§ Exercise goal
Your answer consists of the lines in the data that contain "February". Copy each of them.

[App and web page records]
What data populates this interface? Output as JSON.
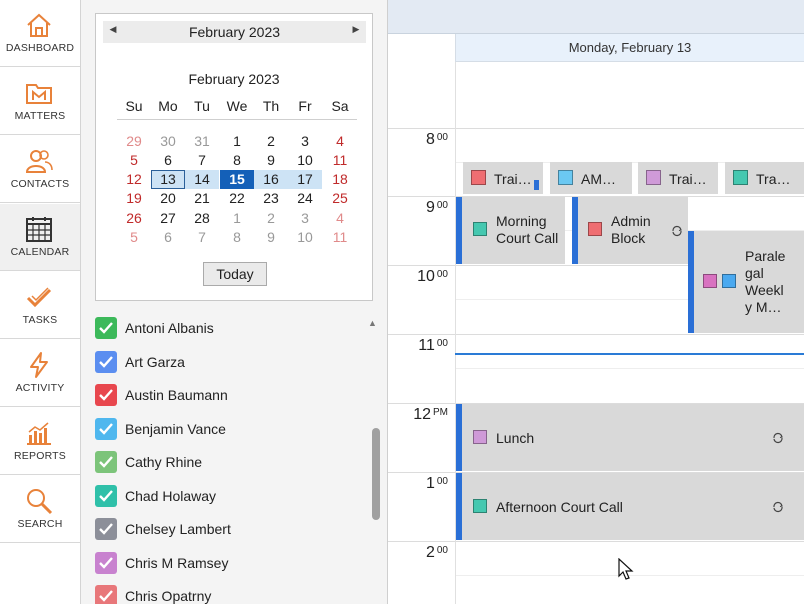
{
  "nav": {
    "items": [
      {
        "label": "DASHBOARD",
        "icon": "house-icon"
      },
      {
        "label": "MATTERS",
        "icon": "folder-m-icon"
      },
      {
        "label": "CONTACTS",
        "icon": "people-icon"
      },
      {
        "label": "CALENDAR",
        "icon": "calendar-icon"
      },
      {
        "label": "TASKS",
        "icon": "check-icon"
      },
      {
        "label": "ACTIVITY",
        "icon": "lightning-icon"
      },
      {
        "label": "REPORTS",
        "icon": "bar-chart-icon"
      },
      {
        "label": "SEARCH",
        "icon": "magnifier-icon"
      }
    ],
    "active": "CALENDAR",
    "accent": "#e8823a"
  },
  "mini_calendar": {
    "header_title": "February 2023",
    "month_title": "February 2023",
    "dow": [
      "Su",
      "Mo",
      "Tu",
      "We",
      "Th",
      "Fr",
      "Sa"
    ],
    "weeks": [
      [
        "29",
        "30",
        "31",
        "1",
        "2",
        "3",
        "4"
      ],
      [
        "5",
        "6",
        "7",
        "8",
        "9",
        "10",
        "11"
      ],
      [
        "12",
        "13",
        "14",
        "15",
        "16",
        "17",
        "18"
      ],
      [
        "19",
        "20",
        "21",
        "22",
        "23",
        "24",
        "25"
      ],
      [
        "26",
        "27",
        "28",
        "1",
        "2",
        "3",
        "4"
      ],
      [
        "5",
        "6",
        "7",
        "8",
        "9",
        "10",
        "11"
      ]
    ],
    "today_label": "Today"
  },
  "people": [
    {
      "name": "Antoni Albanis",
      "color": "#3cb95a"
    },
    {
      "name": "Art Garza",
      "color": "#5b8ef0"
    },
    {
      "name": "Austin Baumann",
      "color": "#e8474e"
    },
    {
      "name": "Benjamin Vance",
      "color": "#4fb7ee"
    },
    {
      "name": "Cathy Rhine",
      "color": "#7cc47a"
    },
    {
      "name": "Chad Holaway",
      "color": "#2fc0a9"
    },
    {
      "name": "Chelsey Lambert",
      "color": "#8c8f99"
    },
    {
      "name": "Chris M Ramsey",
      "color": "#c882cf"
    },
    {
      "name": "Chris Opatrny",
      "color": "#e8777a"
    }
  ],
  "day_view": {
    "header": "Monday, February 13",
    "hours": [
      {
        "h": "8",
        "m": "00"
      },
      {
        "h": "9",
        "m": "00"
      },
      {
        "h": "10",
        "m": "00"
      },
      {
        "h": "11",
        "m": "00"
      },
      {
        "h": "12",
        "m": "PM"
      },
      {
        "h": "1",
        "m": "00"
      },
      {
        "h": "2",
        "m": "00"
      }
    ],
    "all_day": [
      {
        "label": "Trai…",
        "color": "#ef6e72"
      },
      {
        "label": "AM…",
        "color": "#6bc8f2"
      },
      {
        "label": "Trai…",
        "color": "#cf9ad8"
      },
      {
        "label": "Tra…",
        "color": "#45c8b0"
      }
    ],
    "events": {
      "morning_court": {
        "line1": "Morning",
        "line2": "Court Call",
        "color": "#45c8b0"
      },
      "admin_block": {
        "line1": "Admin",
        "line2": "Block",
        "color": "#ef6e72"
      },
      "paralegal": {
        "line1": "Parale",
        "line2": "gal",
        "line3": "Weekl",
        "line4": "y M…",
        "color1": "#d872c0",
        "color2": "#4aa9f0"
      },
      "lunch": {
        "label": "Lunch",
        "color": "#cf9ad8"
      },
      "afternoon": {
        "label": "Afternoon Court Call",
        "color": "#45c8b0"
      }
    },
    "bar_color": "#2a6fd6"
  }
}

§ Response
    "header_title": "February 2023",
    "month_title": "February 2023",
    "header": "Monday, February 13",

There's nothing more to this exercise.